### DATA PROVIDED
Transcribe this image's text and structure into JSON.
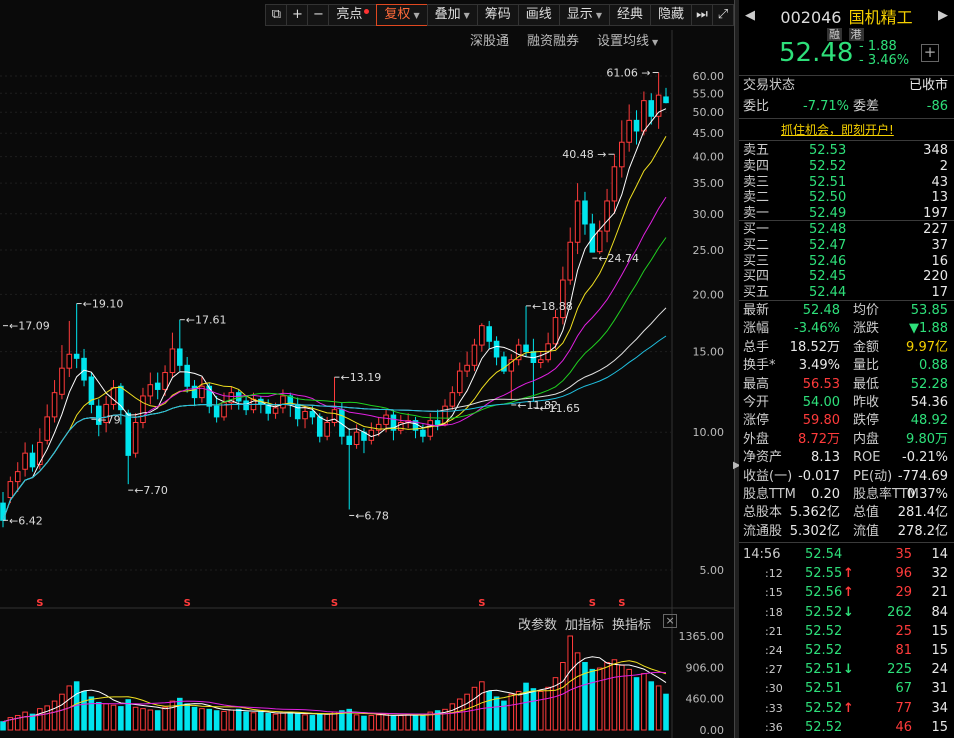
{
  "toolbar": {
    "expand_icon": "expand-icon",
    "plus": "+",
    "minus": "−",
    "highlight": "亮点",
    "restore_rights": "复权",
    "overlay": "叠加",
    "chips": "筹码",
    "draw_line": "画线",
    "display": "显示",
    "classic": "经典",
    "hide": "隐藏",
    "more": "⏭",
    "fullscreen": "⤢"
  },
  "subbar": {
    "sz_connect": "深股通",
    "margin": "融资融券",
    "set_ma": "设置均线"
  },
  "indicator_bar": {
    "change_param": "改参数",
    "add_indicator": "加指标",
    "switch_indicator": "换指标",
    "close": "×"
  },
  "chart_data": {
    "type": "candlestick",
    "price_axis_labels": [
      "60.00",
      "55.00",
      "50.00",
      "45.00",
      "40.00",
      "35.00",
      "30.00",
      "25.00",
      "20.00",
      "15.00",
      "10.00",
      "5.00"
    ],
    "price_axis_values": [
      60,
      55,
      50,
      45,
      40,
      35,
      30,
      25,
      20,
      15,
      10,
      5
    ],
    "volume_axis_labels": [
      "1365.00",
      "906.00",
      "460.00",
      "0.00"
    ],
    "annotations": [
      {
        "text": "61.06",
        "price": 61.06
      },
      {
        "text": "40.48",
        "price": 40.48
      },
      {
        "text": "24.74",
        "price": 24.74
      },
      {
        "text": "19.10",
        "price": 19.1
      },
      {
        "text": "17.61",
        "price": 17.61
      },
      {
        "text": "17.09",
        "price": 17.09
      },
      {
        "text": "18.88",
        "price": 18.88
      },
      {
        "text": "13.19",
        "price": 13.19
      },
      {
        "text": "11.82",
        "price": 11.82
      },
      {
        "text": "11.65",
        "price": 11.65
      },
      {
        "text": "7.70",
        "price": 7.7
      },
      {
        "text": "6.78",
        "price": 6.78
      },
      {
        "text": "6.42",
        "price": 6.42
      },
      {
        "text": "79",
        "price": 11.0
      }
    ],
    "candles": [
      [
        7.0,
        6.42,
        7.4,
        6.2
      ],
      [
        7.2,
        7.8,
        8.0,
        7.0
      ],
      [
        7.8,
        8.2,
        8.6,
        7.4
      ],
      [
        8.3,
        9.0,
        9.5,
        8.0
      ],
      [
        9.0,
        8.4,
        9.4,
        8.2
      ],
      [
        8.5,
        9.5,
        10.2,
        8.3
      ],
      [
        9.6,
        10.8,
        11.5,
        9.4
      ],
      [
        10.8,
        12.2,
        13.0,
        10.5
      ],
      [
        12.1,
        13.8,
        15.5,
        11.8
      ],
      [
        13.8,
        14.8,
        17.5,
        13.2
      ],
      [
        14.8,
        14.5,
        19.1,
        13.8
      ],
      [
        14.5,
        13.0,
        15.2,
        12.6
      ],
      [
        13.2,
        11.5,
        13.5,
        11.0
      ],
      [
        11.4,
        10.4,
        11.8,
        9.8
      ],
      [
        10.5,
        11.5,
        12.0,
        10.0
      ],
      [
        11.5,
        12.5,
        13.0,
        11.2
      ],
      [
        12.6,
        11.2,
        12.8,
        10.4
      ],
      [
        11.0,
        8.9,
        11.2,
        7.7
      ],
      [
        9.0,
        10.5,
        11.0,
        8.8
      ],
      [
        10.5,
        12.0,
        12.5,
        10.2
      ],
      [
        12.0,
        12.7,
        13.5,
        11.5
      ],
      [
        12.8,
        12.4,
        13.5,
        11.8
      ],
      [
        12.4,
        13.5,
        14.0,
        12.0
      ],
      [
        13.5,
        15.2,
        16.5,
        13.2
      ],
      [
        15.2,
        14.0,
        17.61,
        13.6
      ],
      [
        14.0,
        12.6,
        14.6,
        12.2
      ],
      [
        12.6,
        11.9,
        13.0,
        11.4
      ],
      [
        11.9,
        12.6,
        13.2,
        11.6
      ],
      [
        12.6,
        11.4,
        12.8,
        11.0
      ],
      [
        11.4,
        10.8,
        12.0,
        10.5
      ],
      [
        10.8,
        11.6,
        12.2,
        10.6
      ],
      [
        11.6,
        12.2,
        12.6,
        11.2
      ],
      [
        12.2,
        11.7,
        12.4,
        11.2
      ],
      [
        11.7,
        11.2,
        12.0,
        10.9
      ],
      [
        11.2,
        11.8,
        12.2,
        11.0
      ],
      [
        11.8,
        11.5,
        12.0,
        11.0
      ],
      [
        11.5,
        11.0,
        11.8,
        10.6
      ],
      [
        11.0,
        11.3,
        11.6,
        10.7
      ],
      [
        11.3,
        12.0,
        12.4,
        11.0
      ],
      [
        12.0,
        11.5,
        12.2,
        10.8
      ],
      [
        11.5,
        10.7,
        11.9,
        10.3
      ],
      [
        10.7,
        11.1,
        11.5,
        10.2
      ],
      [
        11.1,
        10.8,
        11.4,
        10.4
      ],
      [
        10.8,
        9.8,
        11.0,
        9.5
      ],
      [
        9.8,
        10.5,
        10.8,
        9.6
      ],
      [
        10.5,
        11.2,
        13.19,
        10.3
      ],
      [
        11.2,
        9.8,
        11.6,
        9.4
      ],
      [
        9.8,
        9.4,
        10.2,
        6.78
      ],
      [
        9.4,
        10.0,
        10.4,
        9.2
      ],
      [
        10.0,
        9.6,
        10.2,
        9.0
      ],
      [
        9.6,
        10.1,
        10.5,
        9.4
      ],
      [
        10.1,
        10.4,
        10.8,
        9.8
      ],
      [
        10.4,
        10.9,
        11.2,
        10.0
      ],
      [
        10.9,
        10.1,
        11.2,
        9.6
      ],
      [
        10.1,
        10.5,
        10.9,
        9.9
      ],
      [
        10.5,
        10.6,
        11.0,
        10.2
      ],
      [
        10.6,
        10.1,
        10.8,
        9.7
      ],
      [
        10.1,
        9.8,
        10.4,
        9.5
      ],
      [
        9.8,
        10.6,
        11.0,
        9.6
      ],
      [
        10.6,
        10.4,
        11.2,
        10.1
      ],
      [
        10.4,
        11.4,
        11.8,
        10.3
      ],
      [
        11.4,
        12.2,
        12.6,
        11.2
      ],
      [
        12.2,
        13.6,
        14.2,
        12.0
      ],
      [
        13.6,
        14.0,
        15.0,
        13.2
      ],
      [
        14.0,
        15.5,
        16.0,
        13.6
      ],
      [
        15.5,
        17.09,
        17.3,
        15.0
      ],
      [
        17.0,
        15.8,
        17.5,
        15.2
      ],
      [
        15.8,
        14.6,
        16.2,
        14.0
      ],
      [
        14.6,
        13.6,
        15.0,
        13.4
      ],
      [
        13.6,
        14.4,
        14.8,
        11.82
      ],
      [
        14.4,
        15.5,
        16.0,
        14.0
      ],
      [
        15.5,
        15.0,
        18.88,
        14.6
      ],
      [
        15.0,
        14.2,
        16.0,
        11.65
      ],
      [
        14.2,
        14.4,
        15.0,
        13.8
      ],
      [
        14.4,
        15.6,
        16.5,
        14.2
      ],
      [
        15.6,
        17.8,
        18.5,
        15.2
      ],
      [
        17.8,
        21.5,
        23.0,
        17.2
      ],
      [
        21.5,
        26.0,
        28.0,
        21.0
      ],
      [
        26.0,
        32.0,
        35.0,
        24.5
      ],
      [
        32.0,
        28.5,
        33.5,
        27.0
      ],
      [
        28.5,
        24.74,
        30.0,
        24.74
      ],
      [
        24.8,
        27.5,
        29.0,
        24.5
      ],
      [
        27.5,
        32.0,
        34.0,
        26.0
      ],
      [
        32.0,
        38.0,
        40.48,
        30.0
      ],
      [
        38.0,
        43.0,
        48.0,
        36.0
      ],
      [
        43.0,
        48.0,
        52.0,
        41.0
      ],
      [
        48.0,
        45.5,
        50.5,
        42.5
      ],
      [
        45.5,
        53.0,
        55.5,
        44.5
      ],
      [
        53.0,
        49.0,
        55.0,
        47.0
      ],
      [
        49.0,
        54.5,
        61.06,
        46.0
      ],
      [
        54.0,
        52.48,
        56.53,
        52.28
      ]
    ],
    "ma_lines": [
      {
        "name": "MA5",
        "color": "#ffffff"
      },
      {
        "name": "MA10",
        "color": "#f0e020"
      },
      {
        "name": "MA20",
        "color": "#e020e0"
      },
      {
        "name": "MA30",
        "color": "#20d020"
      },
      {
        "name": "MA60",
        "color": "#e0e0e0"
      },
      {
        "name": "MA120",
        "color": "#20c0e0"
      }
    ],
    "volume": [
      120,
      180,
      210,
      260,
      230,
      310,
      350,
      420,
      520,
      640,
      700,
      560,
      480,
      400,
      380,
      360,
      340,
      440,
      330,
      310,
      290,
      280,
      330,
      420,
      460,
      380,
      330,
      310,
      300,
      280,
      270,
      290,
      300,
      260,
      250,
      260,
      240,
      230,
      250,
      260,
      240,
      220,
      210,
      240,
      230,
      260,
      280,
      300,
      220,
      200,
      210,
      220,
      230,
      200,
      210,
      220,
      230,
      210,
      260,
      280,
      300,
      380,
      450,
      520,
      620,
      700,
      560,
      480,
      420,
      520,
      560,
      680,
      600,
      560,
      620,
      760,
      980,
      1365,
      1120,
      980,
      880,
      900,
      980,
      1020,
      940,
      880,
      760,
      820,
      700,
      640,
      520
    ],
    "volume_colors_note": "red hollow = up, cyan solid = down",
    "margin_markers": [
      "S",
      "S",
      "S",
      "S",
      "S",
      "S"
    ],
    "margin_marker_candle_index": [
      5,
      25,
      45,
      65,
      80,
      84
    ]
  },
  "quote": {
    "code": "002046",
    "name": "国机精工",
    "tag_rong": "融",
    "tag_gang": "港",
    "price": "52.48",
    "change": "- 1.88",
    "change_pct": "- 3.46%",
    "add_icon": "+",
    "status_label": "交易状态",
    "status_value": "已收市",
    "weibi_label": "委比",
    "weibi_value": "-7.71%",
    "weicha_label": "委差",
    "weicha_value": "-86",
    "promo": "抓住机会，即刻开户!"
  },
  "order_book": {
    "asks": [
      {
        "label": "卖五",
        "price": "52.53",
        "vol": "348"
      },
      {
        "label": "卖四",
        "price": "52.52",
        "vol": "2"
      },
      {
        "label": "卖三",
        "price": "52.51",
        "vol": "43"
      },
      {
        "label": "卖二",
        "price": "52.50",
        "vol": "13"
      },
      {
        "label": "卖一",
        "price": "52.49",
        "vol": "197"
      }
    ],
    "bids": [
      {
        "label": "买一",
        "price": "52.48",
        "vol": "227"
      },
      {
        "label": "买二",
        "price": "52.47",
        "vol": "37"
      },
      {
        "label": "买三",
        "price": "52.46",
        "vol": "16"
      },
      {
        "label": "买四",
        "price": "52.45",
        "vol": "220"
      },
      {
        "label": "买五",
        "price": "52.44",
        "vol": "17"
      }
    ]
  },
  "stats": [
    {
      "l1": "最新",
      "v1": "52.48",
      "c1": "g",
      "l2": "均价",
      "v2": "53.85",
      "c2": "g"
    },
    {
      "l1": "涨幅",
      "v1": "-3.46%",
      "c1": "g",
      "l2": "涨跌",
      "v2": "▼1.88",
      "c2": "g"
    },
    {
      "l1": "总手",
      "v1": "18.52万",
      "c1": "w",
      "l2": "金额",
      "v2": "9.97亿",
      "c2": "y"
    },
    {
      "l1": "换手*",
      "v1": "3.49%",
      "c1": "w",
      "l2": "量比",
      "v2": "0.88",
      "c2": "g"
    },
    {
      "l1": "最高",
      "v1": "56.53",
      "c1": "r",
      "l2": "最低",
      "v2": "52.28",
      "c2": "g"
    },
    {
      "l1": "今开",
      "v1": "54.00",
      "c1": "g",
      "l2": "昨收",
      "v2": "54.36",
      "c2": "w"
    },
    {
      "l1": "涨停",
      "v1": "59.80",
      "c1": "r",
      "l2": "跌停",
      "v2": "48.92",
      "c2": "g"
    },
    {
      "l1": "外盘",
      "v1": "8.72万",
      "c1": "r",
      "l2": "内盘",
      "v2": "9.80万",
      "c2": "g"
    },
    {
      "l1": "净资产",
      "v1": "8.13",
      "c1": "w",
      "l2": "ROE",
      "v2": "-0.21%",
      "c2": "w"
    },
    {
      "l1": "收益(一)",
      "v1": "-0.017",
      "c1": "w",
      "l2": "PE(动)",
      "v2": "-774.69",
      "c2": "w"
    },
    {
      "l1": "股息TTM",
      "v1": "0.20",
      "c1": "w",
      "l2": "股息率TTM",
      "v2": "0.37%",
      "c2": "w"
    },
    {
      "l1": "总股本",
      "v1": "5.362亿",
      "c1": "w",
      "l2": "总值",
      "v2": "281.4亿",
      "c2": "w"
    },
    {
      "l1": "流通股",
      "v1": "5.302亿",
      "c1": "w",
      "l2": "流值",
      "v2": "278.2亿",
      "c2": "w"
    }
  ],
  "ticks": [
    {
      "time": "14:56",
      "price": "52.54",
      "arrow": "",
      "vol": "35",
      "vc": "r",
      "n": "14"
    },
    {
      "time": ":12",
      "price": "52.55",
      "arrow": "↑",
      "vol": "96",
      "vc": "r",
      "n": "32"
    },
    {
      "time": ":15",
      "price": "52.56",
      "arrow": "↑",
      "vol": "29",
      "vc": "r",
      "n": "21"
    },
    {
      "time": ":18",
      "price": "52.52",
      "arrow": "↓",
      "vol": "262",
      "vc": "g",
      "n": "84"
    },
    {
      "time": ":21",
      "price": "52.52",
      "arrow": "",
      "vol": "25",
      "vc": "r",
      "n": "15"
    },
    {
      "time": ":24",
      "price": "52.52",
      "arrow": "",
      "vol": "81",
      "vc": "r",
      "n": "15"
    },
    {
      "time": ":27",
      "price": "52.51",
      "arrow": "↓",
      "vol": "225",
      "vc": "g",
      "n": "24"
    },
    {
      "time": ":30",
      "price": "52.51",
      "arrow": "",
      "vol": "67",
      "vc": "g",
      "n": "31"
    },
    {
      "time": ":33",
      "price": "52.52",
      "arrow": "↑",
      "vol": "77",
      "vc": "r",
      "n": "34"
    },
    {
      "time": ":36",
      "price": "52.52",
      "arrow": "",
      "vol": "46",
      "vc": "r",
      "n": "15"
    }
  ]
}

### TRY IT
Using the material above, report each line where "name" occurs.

### ANSWER TO THIS TASK
        "name": "MA5",
        "name": "MA10",
        "name": "MA20",
        "name": "MA30",
        "name": "MA60",
        "name": "MA120",
    "name": "国机精工",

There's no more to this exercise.